* PROBLEM *
Copy the listing below exactly, but skip the pictures.

* RECORDS FOR THIS TASK *
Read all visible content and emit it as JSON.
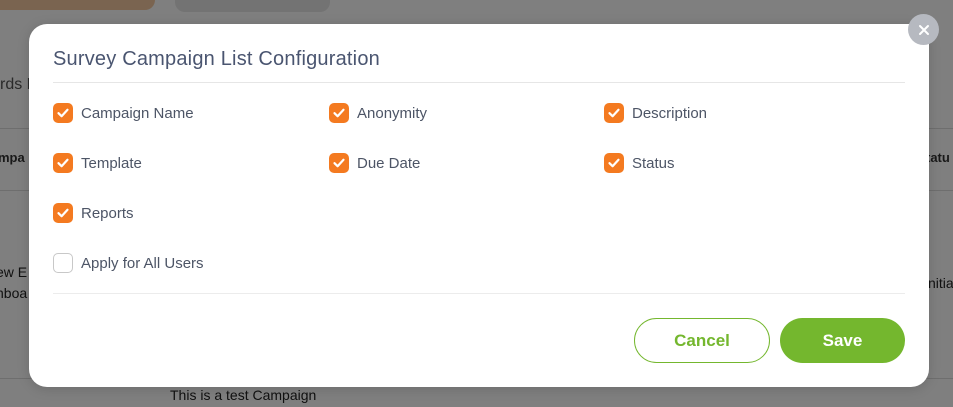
{
  "background": {
    "heading_fragment": "rds R",
    "column_left_fragment": "mpa",
    "column_right_fragment": "tatu",
    "row1_line1_fragment": "ew E",
    "row1_line2_fragment": "nboa",
    "row1_right_fragment": "nitia",
    "row2_text": "This is a test Campaign"
  },
  "modal": {
    "title": "Survey Campaign List Configuration",
    "options": [
      {
        "label": "Campaign Name",
        "checked": true
      },
      {
        "label": "Anonymity",
        "checked": true
      },
      {
        "label": "Description",
        "checked": true
      },
      {
        "label": "Template",
        "checked": true
      },
      {
        "label": "Due Date",
        "checked": true
      },
      {
        "label": "Status",
        "checked": true
      },
      {
        "label": "Reports",
        "checked": true
      }
    ],
    "apply_all": {
      "label": "Apply for All Users",
      "checked": false
    },
    "cancel_label": "Cancel",
    "save_label": "Save",
    "close_icon": "close-icon"
  },
  "colors": {
    "accent_orange": "#f47a20",
    "accent_green": "#74b72e",
    "title_text": "#4a5570"
  }
}
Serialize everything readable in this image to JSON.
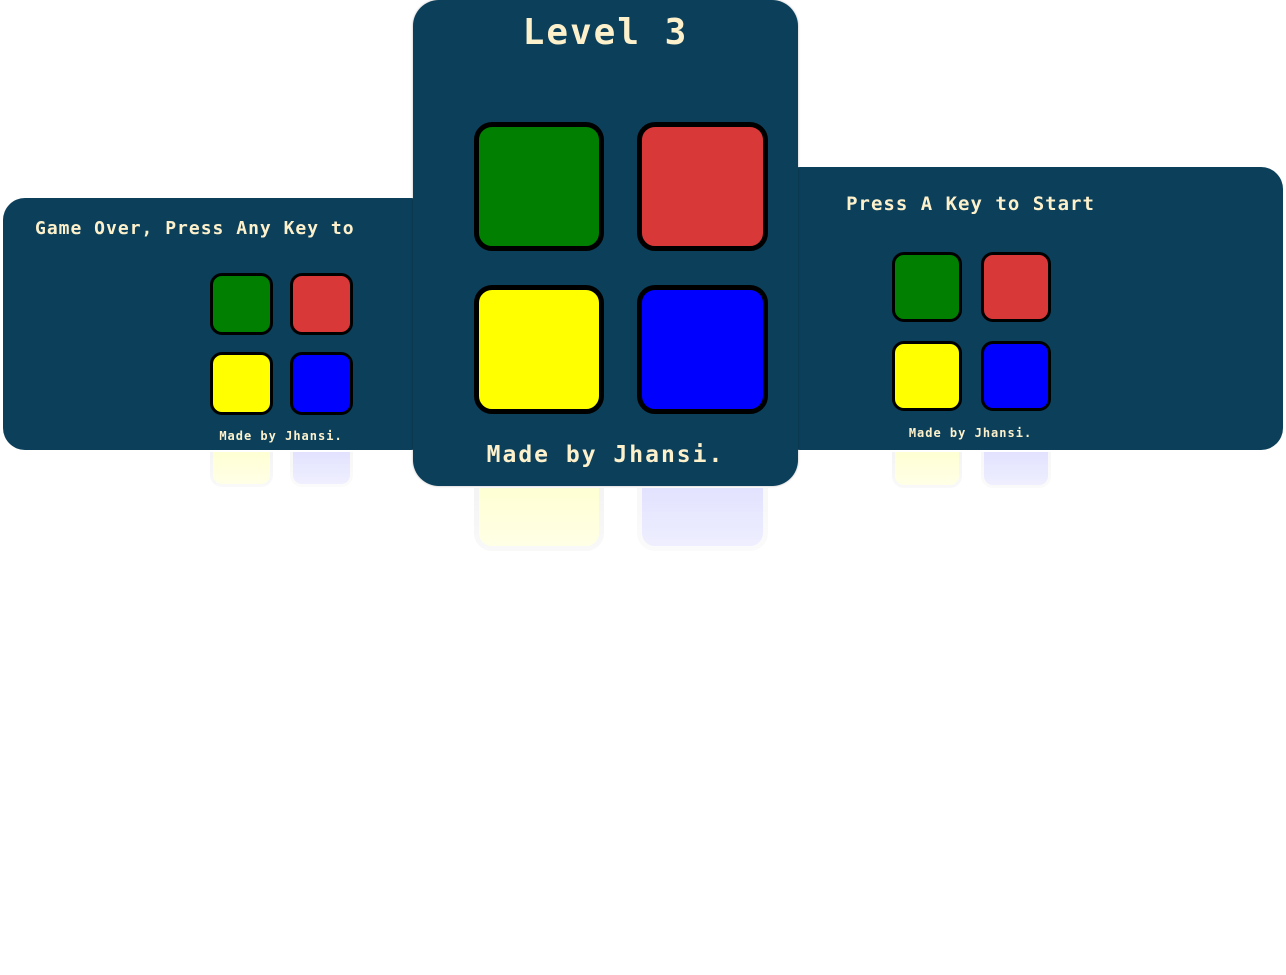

* TASK RESPONSE *
Read all visible content and emit it as JSON.
{
  "background": {
    "heading_fragment": "rds R",
    "column_left_fragment": "mpa",
    "column_right_fragment": "tatu",
    "row1_line1_fragment": "ew E",
    "row1_line2_fragment": "nboa",
    "row1_right_fragment": "nitia",
    "row2_text": "This is a test Campaign"
  },
  "modal": {
    "title": "Survey Campaign List Configuration",
    "options": [
      {
        "label": "Campaign Name",
        "checked": true
      },
      {
        "label": "Anonymity",
        "checked": true
      },
      {
        "label": "Description",
        "checked": true
      },
      {
        "label": "Template",
        "checked": true
      },
      {
        "label": "Due Date",
        "checked": true
      },
      {
        "label": "Status",
        "checked": true
      },
      {
        "label": "Reports",
        "checked": true
      }
    ],
    "apply_all": {
      "label": "Apply for All Users",
      "checked": false
    },
    "cancel_label": "Cancel",
    "save_label": "Save",
    "close_icon": "close-icon"
  },
  "colors": {
    "accent_orange": "#f47a20",
    "accent_green": "#74b72e",
    "title_text": "#4a5570"
  }
}
Serialize everything readable in this image to JSON.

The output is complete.